▶

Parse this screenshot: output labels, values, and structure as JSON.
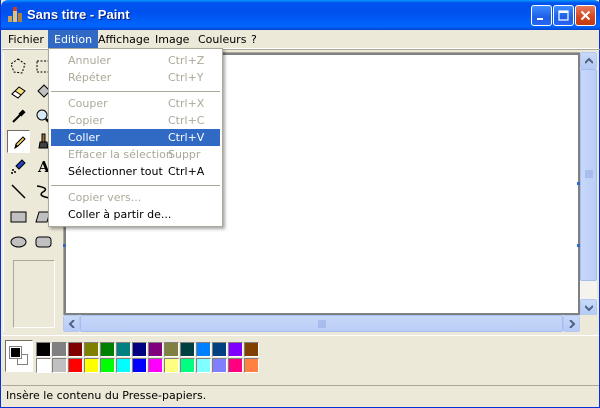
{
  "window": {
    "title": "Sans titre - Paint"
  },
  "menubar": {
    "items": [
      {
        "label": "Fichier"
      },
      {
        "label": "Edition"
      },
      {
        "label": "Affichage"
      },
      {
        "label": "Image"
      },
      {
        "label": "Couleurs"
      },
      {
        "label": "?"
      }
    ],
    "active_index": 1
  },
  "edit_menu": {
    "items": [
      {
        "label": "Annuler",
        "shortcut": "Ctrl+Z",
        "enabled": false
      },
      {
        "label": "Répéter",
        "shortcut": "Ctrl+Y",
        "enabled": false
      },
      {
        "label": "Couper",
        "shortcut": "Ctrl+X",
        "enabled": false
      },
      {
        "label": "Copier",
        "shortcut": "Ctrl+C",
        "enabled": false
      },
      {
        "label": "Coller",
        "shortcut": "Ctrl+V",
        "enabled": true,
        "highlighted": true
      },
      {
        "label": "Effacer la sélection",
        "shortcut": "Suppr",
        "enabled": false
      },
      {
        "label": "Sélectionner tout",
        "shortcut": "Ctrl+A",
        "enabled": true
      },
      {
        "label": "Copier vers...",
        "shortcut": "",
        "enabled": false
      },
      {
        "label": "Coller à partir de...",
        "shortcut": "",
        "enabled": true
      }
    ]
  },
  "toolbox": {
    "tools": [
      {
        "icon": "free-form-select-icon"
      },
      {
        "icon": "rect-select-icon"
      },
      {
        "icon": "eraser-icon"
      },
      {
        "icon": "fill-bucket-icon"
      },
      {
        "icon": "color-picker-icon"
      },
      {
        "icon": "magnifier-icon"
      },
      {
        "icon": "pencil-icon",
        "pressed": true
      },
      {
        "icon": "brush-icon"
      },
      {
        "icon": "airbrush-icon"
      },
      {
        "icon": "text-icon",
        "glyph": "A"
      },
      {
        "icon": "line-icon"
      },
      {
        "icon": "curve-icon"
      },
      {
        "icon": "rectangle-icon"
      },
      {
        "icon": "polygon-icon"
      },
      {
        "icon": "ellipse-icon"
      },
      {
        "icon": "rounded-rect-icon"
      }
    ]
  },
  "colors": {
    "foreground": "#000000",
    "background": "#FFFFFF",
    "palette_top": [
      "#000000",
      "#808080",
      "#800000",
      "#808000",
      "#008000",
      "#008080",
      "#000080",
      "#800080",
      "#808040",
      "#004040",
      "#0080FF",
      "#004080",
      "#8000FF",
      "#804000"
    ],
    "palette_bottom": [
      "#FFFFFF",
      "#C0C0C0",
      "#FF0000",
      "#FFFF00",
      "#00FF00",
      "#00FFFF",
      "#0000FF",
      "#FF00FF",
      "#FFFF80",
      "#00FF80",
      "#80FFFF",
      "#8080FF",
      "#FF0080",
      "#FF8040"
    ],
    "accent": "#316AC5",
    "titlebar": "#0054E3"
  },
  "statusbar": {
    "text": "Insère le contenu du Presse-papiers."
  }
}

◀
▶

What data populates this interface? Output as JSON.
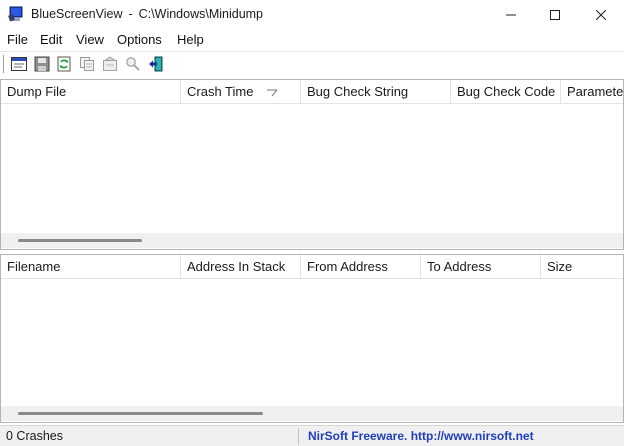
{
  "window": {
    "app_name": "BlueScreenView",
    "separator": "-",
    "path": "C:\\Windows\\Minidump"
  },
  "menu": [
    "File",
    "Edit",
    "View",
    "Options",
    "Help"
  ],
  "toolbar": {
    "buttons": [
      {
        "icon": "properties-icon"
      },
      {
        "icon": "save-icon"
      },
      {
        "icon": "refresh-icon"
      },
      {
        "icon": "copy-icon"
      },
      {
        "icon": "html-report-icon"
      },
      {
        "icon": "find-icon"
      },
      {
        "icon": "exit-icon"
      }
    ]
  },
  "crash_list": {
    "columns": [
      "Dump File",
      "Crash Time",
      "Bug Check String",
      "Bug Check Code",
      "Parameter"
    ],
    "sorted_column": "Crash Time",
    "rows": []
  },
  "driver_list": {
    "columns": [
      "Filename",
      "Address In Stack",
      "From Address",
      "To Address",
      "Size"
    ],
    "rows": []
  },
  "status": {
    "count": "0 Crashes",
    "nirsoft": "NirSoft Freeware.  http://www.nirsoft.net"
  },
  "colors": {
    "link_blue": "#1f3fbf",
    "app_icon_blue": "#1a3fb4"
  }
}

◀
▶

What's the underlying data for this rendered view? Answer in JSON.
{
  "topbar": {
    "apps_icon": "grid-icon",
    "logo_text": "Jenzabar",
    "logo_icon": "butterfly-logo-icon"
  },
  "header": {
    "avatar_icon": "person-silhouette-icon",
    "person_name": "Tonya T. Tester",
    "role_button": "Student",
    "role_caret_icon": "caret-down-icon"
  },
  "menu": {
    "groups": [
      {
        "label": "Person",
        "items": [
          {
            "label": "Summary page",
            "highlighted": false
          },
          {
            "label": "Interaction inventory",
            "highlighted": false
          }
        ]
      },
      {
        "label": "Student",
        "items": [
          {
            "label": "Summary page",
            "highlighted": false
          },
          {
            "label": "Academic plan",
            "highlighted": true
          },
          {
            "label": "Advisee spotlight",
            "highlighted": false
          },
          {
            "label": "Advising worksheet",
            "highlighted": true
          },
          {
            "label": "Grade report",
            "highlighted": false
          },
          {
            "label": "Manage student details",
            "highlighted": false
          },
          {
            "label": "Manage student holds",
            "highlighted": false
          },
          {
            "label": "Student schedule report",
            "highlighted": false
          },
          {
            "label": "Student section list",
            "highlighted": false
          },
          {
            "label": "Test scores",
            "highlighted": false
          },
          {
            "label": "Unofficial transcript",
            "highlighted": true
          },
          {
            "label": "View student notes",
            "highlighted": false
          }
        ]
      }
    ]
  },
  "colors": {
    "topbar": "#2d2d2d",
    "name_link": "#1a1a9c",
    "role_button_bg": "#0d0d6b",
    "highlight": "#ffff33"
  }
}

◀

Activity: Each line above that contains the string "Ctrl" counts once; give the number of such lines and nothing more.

Response box: 6